In my last post, I discussed how comparative public law methodology could inform the resolution of investor-State disputes and thus help to reform the system from within. This may sound like a view from the ivory tower. In this post I will first discuss why arbitrators have an incentive to make use of such a methodology and, second, point to existing cases in which tribunals have already adopted a comparative public law framework.
System-Internal Reform and Identity Change
The success of using comparative public law as a system-internal reform strategy depends on the extent to which those active in practice endorse it. Enculturating public law thinking will need an identity change among arbitrators, arbitral institutions, annulment committees, and disputing parties. But why should a change in thinking take place, if there is nobody who coerces arbitrators to incorporate public law thinking or parties to develop their submissions on the basis of comparative public law? Do arbitrators not even have an incentive to keep the system running in a way that it maximizes the benefits of investors as claimants, and in turn, the arbitrators’ own interest in being reappointed? This is what critics like Gus Van Harten argue. In his view,

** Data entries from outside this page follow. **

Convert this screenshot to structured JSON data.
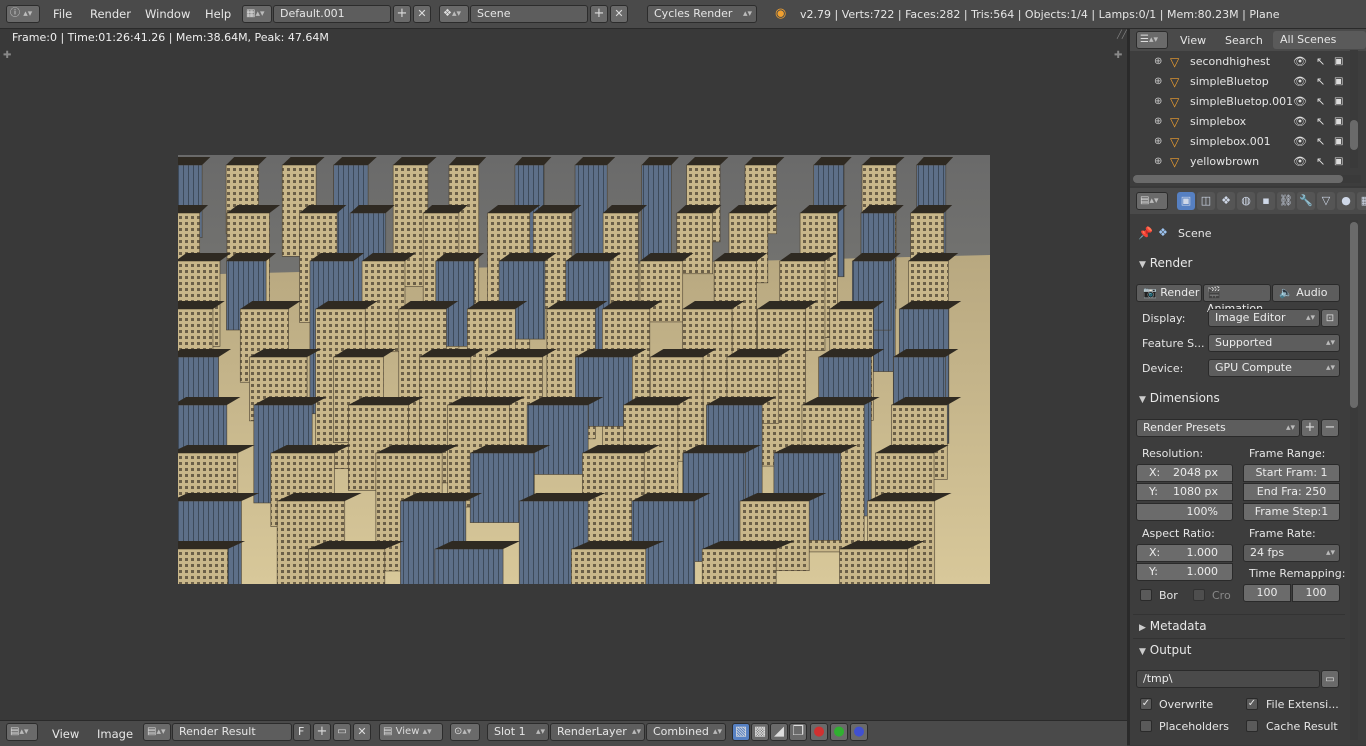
{
  "topbar": {
    "menus": [
      "File",
      "Render",
      "Window",
      "Help"
    ],
    "screen_layout": "Default.001",
    "scene": "Scene",
    "engine": "Cycles Render",
    "stats": "v2.79 | Verts:722 | Faces:282 | Tris:564 | Objects:1/4 | Lamps:0/1 | Mem:80.23M | Plane"
  },
  "image_editor": {
    "status": "Frame:0 | Time:01:26:41.26 | Mem:38.64M, Peak: 47.64M"
  },
  "bottombar": {
    "menus": [
      "View",
      "Image"
    ],
    "image_name": "Render Result",
    "fake_user": "F",
    "view_label": "View",
    "slot": "Slot 1",
    "render_layer": "RenderLayer",
    "pass": "Combined"
  },
  "outliner": {
    "tabs": [
      "View",
      "Search",
      "All Scenes"
    ],
    "items": [
      {
        "label": "secondhighest"
      },
      {
        "label": "simpleBluetop"
      },
      {
        "label": "simpleBluetop.001"
      },
      {
        "label": "simplebox"
      },
      {
        "label": "simplebox.001"
      },
      {
        "label": "yellowbrown"
      }
    ]
  },
  "properties": {
    "breadcrumb": "Scene",
    "render_panel": {
      "title": "Render",
      "buttons": [
        "Render",
        "Animation",
        "Audio"
      ],
      "display_label": "Display:",
      "display_value": "Image Editor",
      "feature_label": "Feature S...",
      "feature_value": "Supported",
      "device_label": "Device:",
      "device_value": "GPU Compute"
    },
    "dimensions_panel": {
      "title": "Dimensions",
      "presets": "Render Presets",
      "resolution_label": "Resolution:",
      "res_x": "X:",
      "res_x_value": "2048 px",
      "res_y": "Y:",
      "res_y_value": "1080 px",
      "res_pct": "100%",
      "frame_range_label": "Frame Range:",
      "start_frame": "Start Fram:",
      "start_frame_value": "1",
      "end_frame": "End Fra:",
      "end_frame_value": "250",
      "frame_step": "Frame Step:",
      "frame_step_value": "1",
      "aspect_label": "Aspect Ratio:",
      "aspect_x": "X:",
      "aspect_x_value": "1.000",
      "aspect_y": "Y:",
      "aspect_y_value": "1.000",
      "frame_rate_label": "Frame Rate:",
      "frame_rate_value": "24 fps",
      "time_remap_label": "Time Remapping:",
      "remap_old": "100",
      "remap_new": "100",
      "border_label": "Bor",
      "crop_label": "Cro"
    },
    "metadata_panel": {
      "title": "Metadata"
    },
    "output_panel": {
      "title": "Output",
      "path": "/tmp\\",
      "overwrite": "Overwrite",
      "file_ext": "File Extensi...",
      "placeholders": "Placeholders",
      "cache_result": "Cache Result"
    }
  }
}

the novel situation in which claims can be brought by only one class of parties, and only the other class can be found to have violated the treaty, provides investment treaty arbitrators (including those who are state-appointed) with an incentive to favour claimants in order to advance the interests of the industry and their position within it.

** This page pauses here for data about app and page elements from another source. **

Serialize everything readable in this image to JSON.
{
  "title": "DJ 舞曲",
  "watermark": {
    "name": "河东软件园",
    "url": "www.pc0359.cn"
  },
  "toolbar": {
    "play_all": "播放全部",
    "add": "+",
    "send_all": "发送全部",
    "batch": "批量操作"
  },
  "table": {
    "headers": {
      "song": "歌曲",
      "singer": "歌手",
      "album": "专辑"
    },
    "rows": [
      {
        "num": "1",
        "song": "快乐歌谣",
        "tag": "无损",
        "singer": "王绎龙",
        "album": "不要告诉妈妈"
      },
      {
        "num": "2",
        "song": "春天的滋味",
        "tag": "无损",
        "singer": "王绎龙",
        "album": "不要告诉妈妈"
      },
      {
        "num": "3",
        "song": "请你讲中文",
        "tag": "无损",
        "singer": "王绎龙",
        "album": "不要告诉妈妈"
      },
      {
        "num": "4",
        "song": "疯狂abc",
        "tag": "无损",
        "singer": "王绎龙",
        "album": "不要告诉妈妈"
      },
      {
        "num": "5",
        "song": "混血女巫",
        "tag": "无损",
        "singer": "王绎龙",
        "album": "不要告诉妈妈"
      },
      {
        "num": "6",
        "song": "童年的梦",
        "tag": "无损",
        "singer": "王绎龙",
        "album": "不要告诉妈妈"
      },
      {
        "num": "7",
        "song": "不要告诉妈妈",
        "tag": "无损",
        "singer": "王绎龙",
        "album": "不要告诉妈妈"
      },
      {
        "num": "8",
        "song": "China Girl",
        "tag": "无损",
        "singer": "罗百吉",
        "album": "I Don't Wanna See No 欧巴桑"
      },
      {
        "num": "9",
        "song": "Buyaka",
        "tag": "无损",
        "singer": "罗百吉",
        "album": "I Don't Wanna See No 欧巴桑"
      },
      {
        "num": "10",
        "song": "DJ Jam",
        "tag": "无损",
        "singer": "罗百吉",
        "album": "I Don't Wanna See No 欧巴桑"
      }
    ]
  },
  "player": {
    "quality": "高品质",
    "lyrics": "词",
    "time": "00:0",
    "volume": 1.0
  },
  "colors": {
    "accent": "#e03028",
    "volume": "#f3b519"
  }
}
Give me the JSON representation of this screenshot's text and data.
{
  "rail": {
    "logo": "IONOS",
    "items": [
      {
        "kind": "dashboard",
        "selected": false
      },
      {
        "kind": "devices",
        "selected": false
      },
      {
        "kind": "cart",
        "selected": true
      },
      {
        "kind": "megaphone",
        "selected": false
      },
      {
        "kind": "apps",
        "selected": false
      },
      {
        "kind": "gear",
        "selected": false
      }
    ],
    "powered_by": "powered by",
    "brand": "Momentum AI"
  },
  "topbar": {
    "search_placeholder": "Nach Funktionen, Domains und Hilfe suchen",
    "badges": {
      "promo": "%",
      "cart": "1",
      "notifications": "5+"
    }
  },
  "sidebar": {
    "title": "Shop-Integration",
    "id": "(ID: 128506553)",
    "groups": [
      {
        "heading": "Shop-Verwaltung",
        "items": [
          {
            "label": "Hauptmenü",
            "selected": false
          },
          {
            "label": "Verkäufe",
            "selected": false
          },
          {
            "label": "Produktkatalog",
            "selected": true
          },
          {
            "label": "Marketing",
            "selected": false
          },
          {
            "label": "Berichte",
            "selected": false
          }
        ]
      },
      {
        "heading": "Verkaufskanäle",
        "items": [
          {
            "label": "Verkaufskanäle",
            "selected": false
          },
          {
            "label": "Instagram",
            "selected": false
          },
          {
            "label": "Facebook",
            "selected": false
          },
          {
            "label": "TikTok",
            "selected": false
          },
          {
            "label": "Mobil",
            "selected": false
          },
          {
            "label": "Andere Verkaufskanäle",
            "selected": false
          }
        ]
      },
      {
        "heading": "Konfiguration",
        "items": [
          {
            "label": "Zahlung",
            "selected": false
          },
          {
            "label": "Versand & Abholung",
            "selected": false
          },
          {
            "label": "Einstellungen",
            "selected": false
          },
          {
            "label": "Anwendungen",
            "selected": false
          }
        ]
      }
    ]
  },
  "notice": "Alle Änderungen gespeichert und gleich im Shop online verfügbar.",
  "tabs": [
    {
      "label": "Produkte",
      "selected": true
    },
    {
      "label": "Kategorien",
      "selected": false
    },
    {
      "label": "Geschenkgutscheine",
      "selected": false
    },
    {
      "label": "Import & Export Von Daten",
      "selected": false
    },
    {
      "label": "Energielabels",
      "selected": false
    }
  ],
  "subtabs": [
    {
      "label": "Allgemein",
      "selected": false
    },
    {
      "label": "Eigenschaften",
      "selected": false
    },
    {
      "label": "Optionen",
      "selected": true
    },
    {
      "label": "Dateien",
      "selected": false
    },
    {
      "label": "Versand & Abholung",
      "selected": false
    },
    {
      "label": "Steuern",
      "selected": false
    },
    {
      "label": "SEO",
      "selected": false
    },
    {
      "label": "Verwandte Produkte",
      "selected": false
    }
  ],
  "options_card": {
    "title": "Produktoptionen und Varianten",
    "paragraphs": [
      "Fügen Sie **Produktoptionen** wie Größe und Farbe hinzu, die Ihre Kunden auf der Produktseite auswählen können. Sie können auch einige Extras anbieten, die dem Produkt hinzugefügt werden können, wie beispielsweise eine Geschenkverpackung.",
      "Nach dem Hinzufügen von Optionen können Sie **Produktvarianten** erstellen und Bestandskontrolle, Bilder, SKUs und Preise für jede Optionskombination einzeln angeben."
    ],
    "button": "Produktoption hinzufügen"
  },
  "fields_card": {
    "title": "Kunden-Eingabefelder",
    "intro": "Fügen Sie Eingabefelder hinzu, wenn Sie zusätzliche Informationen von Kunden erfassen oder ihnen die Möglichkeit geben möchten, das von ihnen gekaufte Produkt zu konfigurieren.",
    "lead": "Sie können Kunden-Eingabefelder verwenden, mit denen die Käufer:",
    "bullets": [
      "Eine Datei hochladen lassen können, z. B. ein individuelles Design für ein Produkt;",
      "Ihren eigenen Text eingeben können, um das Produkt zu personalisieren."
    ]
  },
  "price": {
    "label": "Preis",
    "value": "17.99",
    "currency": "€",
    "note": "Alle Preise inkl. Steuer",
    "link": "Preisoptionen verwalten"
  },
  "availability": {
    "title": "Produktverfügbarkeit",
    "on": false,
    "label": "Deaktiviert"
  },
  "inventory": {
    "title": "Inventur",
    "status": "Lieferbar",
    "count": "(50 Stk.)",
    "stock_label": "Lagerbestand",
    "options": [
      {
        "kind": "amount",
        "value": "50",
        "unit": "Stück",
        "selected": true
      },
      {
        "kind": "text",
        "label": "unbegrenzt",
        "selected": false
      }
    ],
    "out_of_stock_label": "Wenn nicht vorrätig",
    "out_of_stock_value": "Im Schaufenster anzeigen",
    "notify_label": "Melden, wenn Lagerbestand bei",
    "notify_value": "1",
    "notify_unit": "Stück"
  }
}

Appointment of Arbitrators as a Source of Change
My view is different. I think that the one-off nature of arbitration and the appointment mechanism for arbitrators have a great potential for bringing change to the system. Read the rest of this entry…